Like Goa, probably no other state observes Narak Chaturdashi. Before being set ablaze, Narkasur effigies are paraded around the streets. The celebration of light has officially begun, signalling the defeat of evil and darkness. Weeks before the major event, people start working on the effigies, letting their imaginations run wild to give the demon the most horrible, or occasionally playful, features. It’s also typical to hold contests to determine which effigy has the best design.

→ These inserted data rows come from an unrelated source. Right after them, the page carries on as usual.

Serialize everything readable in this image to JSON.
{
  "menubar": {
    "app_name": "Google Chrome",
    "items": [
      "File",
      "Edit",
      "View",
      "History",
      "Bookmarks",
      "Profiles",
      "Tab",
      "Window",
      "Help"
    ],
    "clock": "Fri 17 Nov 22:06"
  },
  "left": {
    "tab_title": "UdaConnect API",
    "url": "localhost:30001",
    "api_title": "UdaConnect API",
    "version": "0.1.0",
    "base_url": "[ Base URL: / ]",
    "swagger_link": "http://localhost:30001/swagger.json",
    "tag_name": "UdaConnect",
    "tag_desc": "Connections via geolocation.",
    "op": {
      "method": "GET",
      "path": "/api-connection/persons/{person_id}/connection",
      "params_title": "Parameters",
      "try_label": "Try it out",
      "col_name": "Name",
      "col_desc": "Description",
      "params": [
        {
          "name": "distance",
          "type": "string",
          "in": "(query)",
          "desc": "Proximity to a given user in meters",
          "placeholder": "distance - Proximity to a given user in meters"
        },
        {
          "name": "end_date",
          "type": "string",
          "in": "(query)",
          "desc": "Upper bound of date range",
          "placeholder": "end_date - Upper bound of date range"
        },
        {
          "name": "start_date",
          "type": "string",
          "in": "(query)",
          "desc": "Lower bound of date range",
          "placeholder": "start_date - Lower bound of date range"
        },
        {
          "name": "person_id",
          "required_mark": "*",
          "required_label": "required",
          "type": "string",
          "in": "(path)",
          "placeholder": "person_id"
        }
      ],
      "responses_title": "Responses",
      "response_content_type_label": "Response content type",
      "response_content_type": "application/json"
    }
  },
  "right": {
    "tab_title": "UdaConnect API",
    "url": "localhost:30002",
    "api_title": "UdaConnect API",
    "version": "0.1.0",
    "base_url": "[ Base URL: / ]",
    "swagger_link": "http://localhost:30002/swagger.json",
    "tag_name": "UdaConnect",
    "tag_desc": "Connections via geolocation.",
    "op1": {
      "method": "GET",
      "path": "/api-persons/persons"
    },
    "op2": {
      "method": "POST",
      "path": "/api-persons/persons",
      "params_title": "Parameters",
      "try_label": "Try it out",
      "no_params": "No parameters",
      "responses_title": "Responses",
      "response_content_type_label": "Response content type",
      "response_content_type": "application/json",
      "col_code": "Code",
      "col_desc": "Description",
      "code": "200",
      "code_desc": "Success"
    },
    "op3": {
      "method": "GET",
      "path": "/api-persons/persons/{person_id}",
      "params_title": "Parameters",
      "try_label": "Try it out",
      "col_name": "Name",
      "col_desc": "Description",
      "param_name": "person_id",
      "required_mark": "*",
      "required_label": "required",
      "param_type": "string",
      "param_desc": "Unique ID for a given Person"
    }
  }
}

In the southern Indian states, Deepavali (also known as Diwali) festivities start the day before. The major day of the celebration for the southern region of the country is Narak Chaturdashi, which is identical to Chhoti DIwali as it is observed in the northern states. The day in Tamil Nadu starts with an oil bath before daybreak, and other rituals are performed during this time. Tamilians offer neivedyam to the gods and light the “kuthu vilaku” (lamp). Before home entrances and even on roadways, kolam (painted with a mixture of rice powder and increasing white or coloured chalk) is used as decoration. As a preventative measure against indigestion that individuals could have after five days of feasting during this time, they also make an Ayurvedic medication called “lehyam.”
Every Diwali, Andhra Pradesh residents shout prayers and ask the clay idol of Satyabhama for blessings. After that, they start eagerly celebrating Diwali with their loved ones. Because it is thought that Satyabhama, the consort of Krishna, defeated the demon Narakasura, prayers are offered to particular clay idols of Satyabhama during the celebration of Diwali in Andhra Pradesh.
Two important holidays are observed in Karnataka: Ashwija Krishna Chaturdashi and Bali Padyami. People take an oil bath on Ashwija Krishna Chaturdashi. On Bali Padyami, they build forts out of cow dung and tell tales of King Bali.People begin the Ashwija Krishna Chaturdashi or Diwali day in Karnataka by having an oil bath because it is thought that Krishna did the same to get rid of the blood stains on his body after killing Narakasura. On Bali Padyami, the third day of Diwali in Karnataka, women decorate their homes with vibrant rangolis, construct forts out of cow dung, and tell tales about King Bali.
The people of Odisha worship the ancestors in heaven on the auspicious festival of Diwali. They burn jute sticks to seek blessings and receive luck on this day.While the holiday in Western India is mostly connected to commerce and trade where new endeavours, the purchase of properties, the opening of offices and businesses, and special occasions like marriages are considered auspicious, the Hindu population in Odisha also pays homage to ancestors during Diwali.
Derived from the word ‘Deepavali’, Diwali is popularly known as the festival of light celebrated by Indians across the world.Although the significance of the festival may differ from one region to another, lighting of earthen lamps at temples and homes is the common element